AVAILABLE DATA section start

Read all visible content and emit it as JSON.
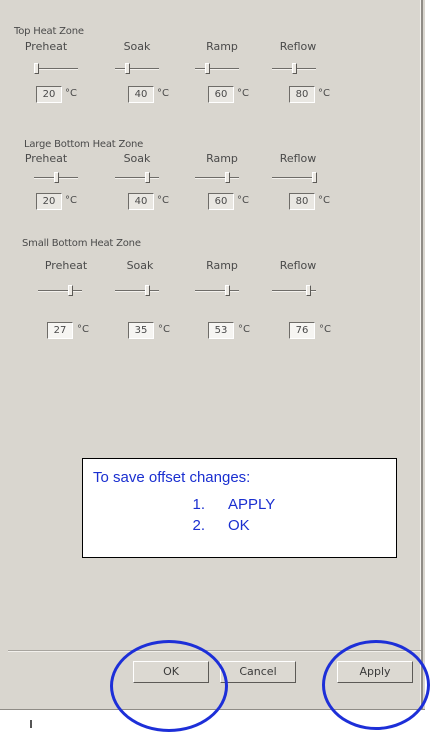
{
  "window": {
    "title": ""
  },
  "zones": [
    {
      "title": "Top Heat Zone",
      "settings": [
        {
          "label": "Preheat",
          "value": "20",
          "unit": "°C",
          "slider_level": 0.0
        },
        {
          "label": "Soak",
          "value": "40",
          "unit": "°C",
          "slider_level": 0.25
        },
        {
          "label": "Ramp",
          "value": "60",
          "unit": "°C",
          "slider_level": 0.25
        },
        {
          "label": "Reflow",
          "value": "80",
          "unit": "°C",
          "slider_level": 0.5
        }
      ]
    },
    {
      "title": "Large Bottom Heat Zone",
      "settings": [
        {
          "label": "Preheat",
          "value": "20",
          "unit": "°C",
          "slider_level": 0.5
        },
        {
          "label": "Soak",
          "value": "40",
          "unit": "°C",
          "slider_level": 0.75
        },
        {
          "label": "Ramp",
          "value": "60",
          "unit": "°C",
          "slider_level": 0.75
        },
        {
          "label": "Reflow",
          "value": "80",
          "unit": "°C",
          "slider_level": 1.0
        }
      ]
    },
    {
      "title": "Small Bottom Heat Zone",
      "settings": [
        {
          "label": "Preheat",
          "value": "27",
          "unit": "°C",
          "slider_level": 0.75
        },
        {
          "label": "Soak",
          "value": "35",
          "unit": "°C",
          "slider_level": 0.75
        },
        {
          "label": "Ramp",
          "value": "53",
          "unit": "°C",
          "slider_level": 0.75
        },
        {
          "label": "Reflow",
          "value": "76",
          "unit": "°C",
          "slider_level": 0.85
        }
      ]
    }
  ],
  "note": {
    "heading": "To save offset changes:",
    "steps": [
      {
        "number": "1.",
        "text": "APPLY"
      },
      {
        "number": "2.",
        "text": "OK"
      }
    ],
    "text_color": "#1a2fd0"
  },
  "buttons": {
    "ok": "OK",
    "cancel": "Cancel",
    "apply": "Apply"
  },
  "highlight_color": "#1d2fd8"
}
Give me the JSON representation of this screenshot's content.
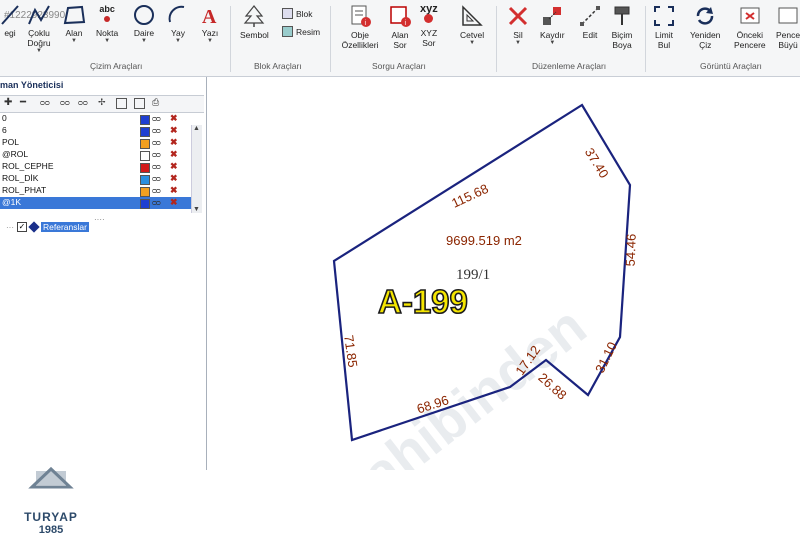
{
  "watermark_id": "#1222923990",
  "ribbon": {
    "tools": {
      "cizgi": "egi",
      "coklu": "Çoklu\nDoğru",
      "alan": "Alan",
      "nokta": "Nokta",
      "daire": "Daire",
      "yay": "Yay",
      "yazi": "Yazı",
      "sembol": "Sembol",
      "blok": "Blok",
      "resim": "Resim",
      "obje": "Obje\nÖzellikleri",
      "alan_sor": "Alan\nSor",
      "xyz_sor": "XYZ\nSor",
      "cetvel": "Cetvel",
      "sil": "Sil",
      "kaydir": "Kaydır",
      "edit": "Edit",
      "bicim": "Biçim\nBoya",
      "limit": "Limit\nBul",
      "yeniden": "Yeniden\nÇiz",
      "onceki": "Önceki\nPencere",
      "pencere": "Pence\nBüyü"
    },
    "abc_glyph": "abc",
    "xyz_glyph": "xyz",
    "groups": {
      "cizim": "Çizim Araçları",
      "blok": "Blok Araçları",
      "sorgu": "Sorgu Araçları",
      "duzenleme": "Düzenleme Araçları",
      "goruntu": "Görüntü Araçları"
    }
  },
  "panel": {
    "title": "man Yöneticisi",
    "layers": [
      {
        "name": "0",
        "color": "#1f3fd1"
      },
      {
        "name": "6",
        "color": "#1f3fd1"
      },
      {
        "name": "POL",
        "color": "#f2a020"
      },
      {
        "name": "@ROL",
        "color": "#ffffff"
      },
      {
        "name": "ROL_CEPHE",
        "color": "#d11a1a"
      },
      {
        "name": "ROL_DİK",
        "color": "#2a8fe0"
      },
      {
        "name": "ROL_PHAT",
        "color": "#f2a020"
      },
      {
        "name": "@1K",
        "color": "#1f3fd1"
      }
    ],
    "tree_item": "Referanslar"
  },
  "drawing": {
    "area_text": "9699.519 m2",
    "parcel_no": "199/1",
    "parcel_label": "A-199",
    "edges": [
      "115.68",
      "37.40",
      "54.46",
      "31.10",
      "26.88",
      "17.12",
      "68.96",
      "71.85"
    ],
    "watermark": "sahibinden"
  },
  "logo": {
    "name": "TURYAP",
    "year": "1985"
  },
  "colors": {
    "polygon": "#1a237e",
    "dimension": "#8b2500",
    "label": "#f5e600",
    "selection": "#3a78d8"
  }
}
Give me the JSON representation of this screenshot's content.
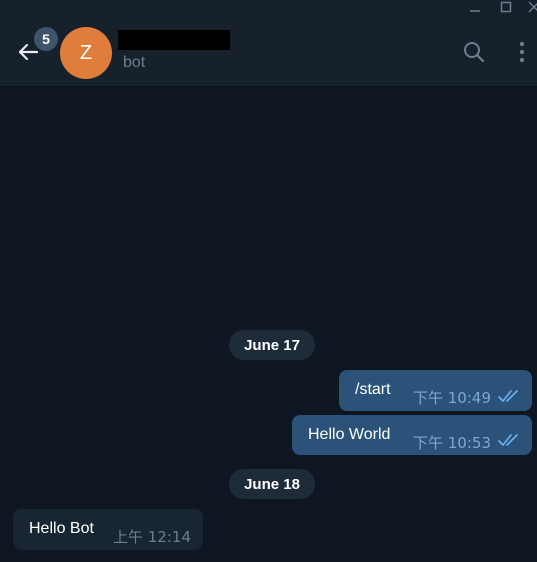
{
  "window": {
    "controls": [
      "minimize-icon",
      "maximize-icon",
      "close-icon"
    ]
  },
  "header": {
    "unread_badge": "5",
    "avatar_initial": "Z",
    "name_redacted": true,
    "status": "bot",
    "icons": [
      "back-arrow-icon",
      "search-icon",
      "more-vertical-icon"
    ],
    "avatar_color": "#e17d3b"
  },
  "chat": {
    "date_dividers": [
      "June 17",
      "June 18"
    ],
    "messages": [
      {
        "direction": "out",
        "text": "/start",
        "time": "下午 10:49",
        "status": "read"
      },
      {
        "direction": "out",
        "text": "Hello World",
        "time": "下午 10:53",
        "status": "read"
      },
      {
        "direction": "in",
        "text": "Hello Bot",
        "time": "上午 12:14"
      }
    ]
  },
  "colors": {
    "background": "#0e1621",
    "header": "#17212b",
    "outgoing_bubble": "#2b5278",
    "incoming_bubble": "#182533",
    "date_pill": "#1e2c3a"
  }
}
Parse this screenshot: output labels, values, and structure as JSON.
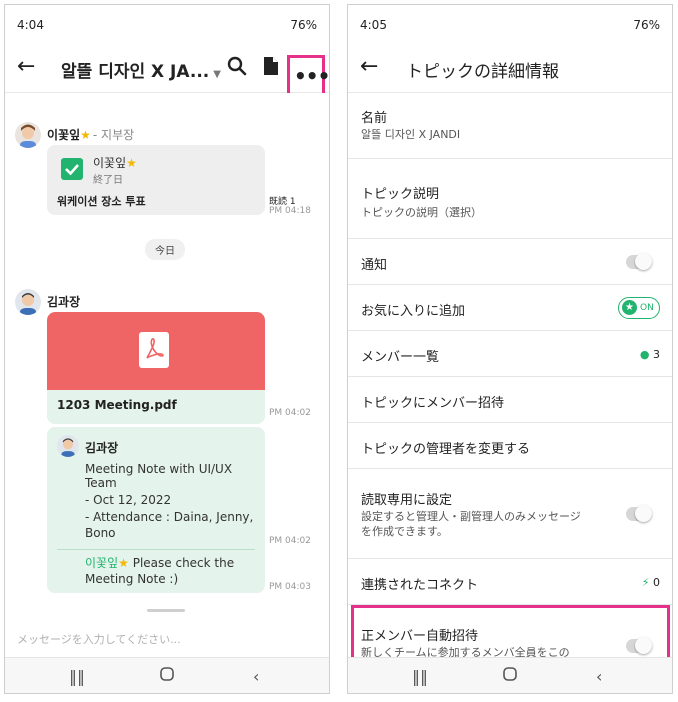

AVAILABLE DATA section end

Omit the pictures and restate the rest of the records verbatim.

• **THE COMPLETED TASK**:
Read all visible content and emit it as JSON.
{
  "window": {
    "title": ""
  },
  "zones": [
    {
      "title": "Top Heat Zone",
      "settings": [
        {
          "label": "Preheat",
          "value": "20",
          "unit": "°C",
          "slider_level": 0.0
        },
        {
          "label": "Soak",
          "value": "40",
          "unit": "°C",
          "slider_level": 0.25
        },
        {
          "label": "Ramp",
          "value": "60",
          "unit": "°C",
          "slider_level": 0.25
        },
        {
          "label": "Reflow",
          "value": "80",
          "unit": "°C",
          "slider_level": 0.5
        }
      ]
    },
    {
      "title": "Large Bottom Heat Zone",
      "settings": [
        {
          "label": "Preheat",
          "value": "20",
          "unit": "°C",
          "slider_level": 0.5
        },
        {
          "label": "Soak",
          "value": "40",
          "unit": "°C",
          "slider_level": 0.75
        },
        {
          "label": "Ramp",
          "value": "60",
          "unit": "°C",
          "slider_level": 0.75
        },
        {
          "label": "Reflow",
          "value": "80",
          "unit": "°C",
          "slider_level": 1.0
        }
      ]
    },
    {
      "title": "Small Bottom Heat Zone",
      "settings": [
        {
          "label": "Preheat",
          "value": "27",
          "unit": "°C",
          "slider_level": 0.75
        },
        {
          "label": "Soak",
          "value": "35",
          "unit": "°C",
          "slider_level": 0.75
        },
        {
          "label": "Ramp",
          "value": "53",
          "unit": "°C",
          "slider_level": 0.75
        },
        {
          "label": "Reflow",
          "value": "76",
          "unit": "°C",
          "slider_level": 0.85
        }
      ]
    }
  ],
  "note": {
    "heading": "To save offset changes:",
    "steps": [
      {
        "number": "1.",
        "text": "APPLY"
      },
      {
        "number": "2.",
        "text": "OK"
      }
    ],
    "text_color": "#1a2fd0"
  },
  "buttons": {
    "ok": "OK",
    "cancel": "Cancel",
    "apply": "Apply"
  },
  "highlight_color": "#1d2fd8"
}
Give me the JSON representation of this screenshot's content.
{
  "watermark_id": "#1222923990",
  "ribbon": {
    "tools": {
      "cizgi": "egi",
      "coklu": "Çoklu\nDoğru",
      "alan": "Alan",
      "nokta": "Nokta",
      "daire": "Daire",
      "yay": "Yay",
      "yazi": "Yazı",
      "sembol": "Sembol",
      "blok": "Blok",
      "resim": "Resim",
      "obje": "Obje\nÖzellikleri",
      "alan_sor": "Alan\nSor",
      "xyz_sor": "XYZ\nSor",
      "cetvel": "Cetvel",
      "sil": "Sil",
      "kaydir": "Kaydır",
      "edit": "Edit",
      "bicim": "Biçim\nBoya",
      "limit": "Limit\nBul",
      "yeniden": "Yeniden\nÇiz",
      "onceki": "Önceki\nPencere",
      "pencere": "Pence\nBüyü"
    },
    "abc_glyph": "abc",
    "xyz_glyph": "xyz",
    "groups": {
      "cizim": "Çizim Araçları",
      "blok": "Blok Araçları",
      "sorgu": "Sorgu Araçları",
      "duzenleme": "Düzenleme Araçları",
      "goruntu": "Görüntü Araçları"
    }
  },
  "panel": {
    "title": "man Yöneticisi",
    "layers": [
      {
        "name": "0",
        "color": "#1f3fd1"
      },
      {
        "name": "6",
        "color": "#1f3fd1"
      },
      {
        "name": "POL",
        "color": "#f2a020"
      },
      {
        "name": "@ROL",
        "color": "#ffffff"
      },
      {
        "name": "ROL_CEPHE",
        "color": "#d11a1a"
      },
      {
        "name": "ROL_DİK",
        "color": "#2a8fe0"
      },
      {
        "name": "ROL_PHAT",
        "color": "#f2a020"
      },
      {
        "name": "@1K",
        "color": "#1f3fd1"
      }
    ],
    "tree_item": "Referanslar"
  },
  "drawing": {
    "area_text": "9699.519 m2",
    "parcel_no": "199/1",
    "parcel_label": "A-199",
    "edges": [
      "115.68",
      "37.40",
      "54.46",
      "31.10",
      "26.88",
      "17.12",
      "68.96",
      "71.85"
    ],
    "watermark": "sahibinden"
  },
  "logo": {
    "name": "TURYAP",
    "year": "1985"
  },
  "colors": {
    "polygon": "#1a237e",
    "dimension": "#8b2500",
    "label": "#f5e600",
    "selection": "#3a78d8"
  }
}
Give me the JSON representation of this screenshot's content.
{
  "window": {
    "controls": [
      "minimize-icon",
      "maximize-icon",
      "close-icon"
    ]
  },
  "header": {
    "unread_badge": "5",
    "avatar_initial": "Z",
    "name_redacted": true,
    "status": "bot",
    "icons": [
      "back-arrow-icon",
      "search-icon",
      "more-vertical-icon"
    ],
    "avatar_color": "#e17d3b"
  },
  "chat": {
    "date_dividers": [
      "June 17",
      "June 18"
    ],
    "messages": [
      {
        "direction": "out",
        "text": "/start",
        "time": "下午 10:49",
        "status": "read"
      },
      {
        "direction": "out",
        "text": "Hello World",
        "time": "下午 10:53",
        "status": "read"
      },
      {
        "direction": "in",
        "text": "Hello Bot",
        "time": "上午 12:14"
      }
    ]
  },
  "colors": {
    "background": "#0e1621",
    "header": "#17212b",
    "outgoing_bubble": "#2b5278",
    "incoming_bubble": "#182533",
    "date_pill": "#1e2c3a"
  }
}
Parse this screenshot: output labels, values, and structure as JSON.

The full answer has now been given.